## EXERCISE DETAILS
Each record below must be written out exactly as given.
____________________
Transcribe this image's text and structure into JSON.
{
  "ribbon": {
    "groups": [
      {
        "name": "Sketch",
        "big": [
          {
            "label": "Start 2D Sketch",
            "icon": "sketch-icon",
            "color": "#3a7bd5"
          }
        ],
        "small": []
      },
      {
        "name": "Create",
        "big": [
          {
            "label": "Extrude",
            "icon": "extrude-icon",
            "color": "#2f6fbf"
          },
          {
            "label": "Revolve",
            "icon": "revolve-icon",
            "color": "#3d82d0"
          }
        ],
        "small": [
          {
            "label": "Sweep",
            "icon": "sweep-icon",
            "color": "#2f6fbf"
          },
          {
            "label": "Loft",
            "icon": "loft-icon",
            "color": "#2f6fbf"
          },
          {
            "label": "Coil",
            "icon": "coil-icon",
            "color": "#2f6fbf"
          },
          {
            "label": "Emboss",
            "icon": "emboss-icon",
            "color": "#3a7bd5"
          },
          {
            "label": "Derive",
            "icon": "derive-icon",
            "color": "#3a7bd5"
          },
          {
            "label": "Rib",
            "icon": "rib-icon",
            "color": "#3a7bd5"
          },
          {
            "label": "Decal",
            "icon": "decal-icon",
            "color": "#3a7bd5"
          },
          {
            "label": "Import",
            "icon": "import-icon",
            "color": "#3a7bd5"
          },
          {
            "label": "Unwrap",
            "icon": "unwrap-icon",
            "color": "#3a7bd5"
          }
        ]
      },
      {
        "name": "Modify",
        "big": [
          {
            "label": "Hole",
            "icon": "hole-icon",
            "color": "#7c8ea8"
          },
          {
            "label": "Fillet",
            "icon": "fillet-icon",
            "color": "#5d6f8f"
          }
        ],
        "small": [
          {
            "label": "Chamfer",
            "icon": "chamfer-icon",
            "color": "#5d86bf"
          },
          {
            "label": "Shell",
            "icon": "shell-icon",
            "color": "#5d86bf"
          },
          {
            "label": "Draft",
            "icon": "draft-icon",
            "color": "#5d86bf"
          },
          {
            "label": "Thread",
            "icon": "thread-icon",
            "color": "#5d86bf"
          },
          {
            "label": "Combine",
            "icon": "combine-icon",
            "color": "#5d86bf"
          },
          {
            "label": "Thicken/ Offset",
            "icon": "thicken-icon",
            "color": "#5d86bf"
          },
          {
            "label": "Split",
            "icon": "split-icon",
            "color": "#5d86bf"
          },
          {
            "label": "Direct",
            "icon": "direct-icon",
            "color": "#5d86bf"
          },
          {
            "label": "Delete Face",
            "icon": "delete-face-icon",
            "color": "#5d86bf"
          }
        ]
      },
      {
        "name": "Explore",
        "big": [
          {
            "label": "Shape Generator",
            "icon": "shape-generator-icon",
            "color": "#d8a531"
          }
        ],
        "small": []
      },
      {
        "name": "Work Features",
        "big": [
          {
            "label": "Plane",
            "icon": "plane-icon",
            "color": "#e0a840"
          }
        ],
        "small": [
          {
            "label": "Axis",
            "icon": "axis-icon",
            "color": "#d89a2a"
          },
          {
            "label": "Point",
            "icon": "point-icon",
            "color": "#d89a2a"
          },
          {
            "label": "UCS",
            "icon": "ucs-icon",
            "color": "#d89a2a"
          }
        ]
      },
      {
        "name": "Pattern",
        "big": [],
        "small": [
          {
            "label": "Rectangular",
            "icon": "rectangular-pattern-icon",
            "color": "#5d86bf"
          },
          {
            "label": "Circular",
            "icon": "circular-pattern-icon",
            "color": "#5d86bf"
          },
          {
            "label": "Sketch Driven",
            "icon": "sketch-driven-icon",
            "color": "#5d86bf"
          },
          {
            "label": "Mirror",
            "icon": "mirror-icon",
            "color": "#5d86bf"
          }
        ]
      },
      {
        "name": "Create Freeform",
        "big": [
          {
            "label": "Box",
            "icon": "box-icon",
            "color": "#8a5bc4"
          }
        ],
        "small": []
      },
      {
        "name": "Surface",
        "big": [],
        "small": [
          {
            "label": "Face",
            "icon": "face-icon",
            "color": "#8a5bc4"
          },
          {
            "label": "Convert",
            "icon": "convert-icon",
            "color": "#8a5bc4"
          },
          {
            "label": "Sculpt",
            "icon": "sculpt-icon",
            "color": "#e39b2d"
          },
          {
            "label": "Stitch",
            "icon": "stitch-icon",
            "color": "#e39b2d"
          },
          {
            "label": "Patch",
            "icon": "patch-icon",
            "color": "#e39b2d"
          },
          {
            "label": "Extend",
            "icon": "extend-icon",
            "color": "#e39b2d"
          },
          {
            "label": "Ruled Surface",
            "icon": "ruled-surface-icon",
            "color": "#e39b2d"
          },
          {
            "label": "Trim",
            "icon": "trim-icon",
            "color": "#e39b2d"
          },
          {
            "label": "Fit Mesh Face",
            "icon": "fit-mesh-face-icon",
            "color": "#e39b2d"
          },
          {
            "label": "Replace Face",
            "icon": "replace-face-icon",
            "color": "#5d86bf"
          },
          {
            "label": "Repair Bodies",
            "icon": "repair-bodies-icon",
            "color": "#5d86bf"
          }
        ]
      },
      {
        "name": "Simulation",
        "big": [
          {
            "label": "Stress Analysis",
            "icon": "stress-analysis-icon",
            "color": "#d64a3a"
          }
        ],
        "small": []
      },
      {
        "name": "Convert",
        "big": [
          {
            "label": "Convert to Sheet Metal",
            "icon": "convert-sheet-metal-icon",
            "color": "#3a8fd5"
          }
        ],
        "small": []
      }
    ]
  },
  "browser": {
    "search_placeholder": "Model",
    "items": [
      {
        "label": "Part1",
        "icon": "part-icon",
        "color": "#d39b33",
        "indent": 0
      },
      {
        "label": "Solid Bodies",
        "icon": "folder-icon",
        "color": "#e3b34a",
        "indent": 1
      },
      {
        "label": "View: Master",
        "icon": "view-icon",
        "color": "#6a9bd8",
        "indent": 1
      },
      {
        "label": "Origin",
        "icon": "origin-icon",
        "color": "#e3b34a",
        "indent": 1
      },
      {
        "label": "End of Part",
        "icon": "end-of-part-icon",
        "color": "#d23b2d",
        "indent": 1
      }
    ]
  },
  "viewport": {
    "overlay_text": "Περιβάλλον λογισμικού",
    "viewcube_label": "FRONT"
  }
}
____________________
## OUTPUT FOR THIS TASK
Transcribe this image's text and structure into JSON.
{
  "ribbon": {
    "groups": [
      {
        "name": "Sketch",
        "big": [
          {
            "label": "Start 2D Sketch",
            "icon": "sketch-icon",
            "color": "#3a7bd5"
          }
        ],
        "small": []
      },
      {
        "name": "Create",
        "big": [
          {
            "label": "Extrude",
            "icon": "extrude-icon",
            "color": "#2f6fbf"
          },
          {
            "label": "Revolve",
            "icon": "revolve-icon",
            "color": "#3d82d0"
          }
        ],
        "small": [
          {
            "label": "Sweep",
            "icon": "sweep-icon",
            "color": "#2f6fbf"
          },
          {
            "label": "Loft",
            "icon": "loft-icon",
            "color": "#2f6fbf"
          },
          {
            "label": "Coil",
            "icon": "coil-icon",
            "color": "#2f6fbf"
          },
          {
            "label": "Emboss",
            "icon": "emboss-icon",
            "color": "#3a7bd5"
          },
          {
            "label": "Derive",
            "icon": "derive-icon",
            "color": "#3a7bd5"
          },
          {
            "label": "Rib",
            "icon": "rib-icon",
            "color": "#3a7bd5"
          },
          {
            "label": "Decal",
            "icon": "decal-icon",
            "color": "#3a7bd5"
          },
          {
            "label": "Import",
            "icon": "import-icon",
            "color": "#3a7bd5"
          },
          {
            "label": "Unwrap",
            "icon": "unwrap-icon",
            "color": "#3a7bd5"
          }
        ]
      },
      {
        "name": "Modify",
        "big": [
          {
            "label": "Hole",
            "icon": "hole-icon",
            "color": "#7c8ea8"
          },
          {
            "label": "Fillet",
            "icon": "fillet-icon",
            "color": "#5d6f8f"
          }
        ],
        "small": [
          {
            "label": "Chamfer",
            "icon": "chamfer-icon",
            "color": "#5d86bf"
          },
          {
            "label": "Shell",
            "icon": "shell-icon",
            "color": "#5d86bf"
          },
          {
            "label": "Draft",
            "icon": "draft-icon",
            "color": "#5d86bf"
          },
          {
            "label": "Thread",
            "icon": "thread-icon",
            "color": "#5d86bf"
          },
          {
            "label": "Combine",
            "icon": "combine-icon",
            "color": "#5d86bf"
          },
          {
            "label": "Thicken/ Offset",
            "icon": "thicken-icon",
            "color": "#5d86bf"
          },
          {
            "label": "Split",
            "icon": "split-icon",
            "color": "#5d86bf"
          },
          {
            "label": "Direct",
            "icon": "direct-icon",
            "color": "#5d86bf"
          },
          {
            "label": "Delete Face",
            "icon": "delete-face-icon",
            "color": "#5d86bf"
          }
        ]
      },
      {
        "name": "Explore",
        "big": [
          {
            "label": "Shape Generator",
            "icon": "shape-generator-icon",
            "color": "#d8a531"
          }
        ],
        "small": []
      },
      {
        "name": "Work Features",
        "big": [
          {
            "label": "Plane",
            "icon": "plane-icon",
            "color": "#e0a840"
          }
        ],
        "small": [
          {
            "label": "Axis",
            "icon": "axis-icon",
            "color": "#d89a2a"
          },
          {
            "label": "Point",
            "icon": "point-icon",
            "color": "#d89a2a"
          },
          {
            "label": "UCS",
            "icon": "ucs-icon",
            "color": "#d89a2a"
          }
        ]
      },
      {
        "name": "Pattern",
        "big": [],
        "small": [
          {
            "label": "Rectangular",
            "icon": "rectangular-pattern-icon",
            "color": "#5d86bf"
          },
          {
            "label": "Circular",
            "icon": "circular-pattern-icon",
            "color": "#5d86bf"
          },
          {
            "label": "Sketch Driven",
            "icon": "sketch-driven-icon",
            "color": "#5d86bf"
          },
          {
            "label": "Mirror",
            "icon": "mirror-icon",
            "color": "#5d86bf"
          }
        ]
      },
      {
        "name": "Create Freeform",
        "big": [
          {
            "label": "Box",
            "icon": "box-icon",
            "color": "#8a5bc4"
          }
        ],
        "small": []
      },
      {
        "name": "Surface",
        "big": [],
        "small": [
          {
            "label": "Face",
            "icon": "face-icon",
            "color": "#8a5bc4"
          },
          {
            "label": "Convert",
            "icon": "convert-icon",
            "color": "#8a5bc4"
          },
          {
            "label": "Sculpt",
            "icon": "sculpt-icon",
            "color": "#e39b2d"
          },
          {
            "label": "Stitch",
            "icon": "stitch-icon",
            "color": "#e39b2d"
          },
          {
            "label": "Patch",
            "icon": "patch-icon",
            "color": "#e39b2d"
          },
          {
            "label": "Extend",
            "icon": "extend-icon",
            "color": "#e39b2d"
          },
          {
            "label": "Ruled Surface",
            "icon": "ruled-surface-icon",
            "color": "#e39b2d"
          },
          {
            "label": "Trim",
            "icon": "trim-icon",
            "color": "#e39b2d"
          },
          {
            "label": "Fit Mesh Face",
            "icon": "fit-mesh-face-icon",
            "color": "#e39b2d"
          },
          {
            "label": "Replace Face",
            "icon": "replace-face-icon",
            "color": "#5d86bf"
          },
          {
            "label": "Repair Bodies",
            "icon": "repair-bodies-icon",
            "color": "#5d86bf"
          }
        ]
      },
      {
        "name": "Simulation",
        "big": [
          {
            "label": "Stress Analysis",
            "icon": "stress-analysis-icon",
            "color": "#d64a3a"
          }
        ],
        "small": []
      },
      {
        "name": "Convert",
        "big": [
          {
            "label": "Convert to Sheet Metal",
            "icon": "convert-sheet-metal-icon",
            "color": "#3a8fd5"
          }
        ],
        "small": []
      }
    ]
  },
  "browser": {
    "search_placeholder": "Model",
    "items": [
      {
        "label": "Part1",
        "icon": "part-icon",
        "color": "#d39b33",
        "indent": 0
      },
      {
        "label": "Solid Bodies",
        "icon": "folder-icon",
        "color": "#e3b34a",
        "indent": 1
      },
      {
        "label": "View: Master",
        "icon": "view-icon",
        "color": "#6a9bd8",
        "indent": 1
      },
      {
        "label": "Origin",
        "icon": "origin-icon",
        "color": "#e3b34a",
        "indent": 1
      },
      {
        "label": "End of Part",
        "icon": "end-of-part-icon",
        "color": "#d23b2d",
        "indent": 1
      }
    ]
  },
  "viewport": {
    "overlay_text": "Περιβάλλον λογισμικού",
    "viewcube_label": "FRONT"
  }
}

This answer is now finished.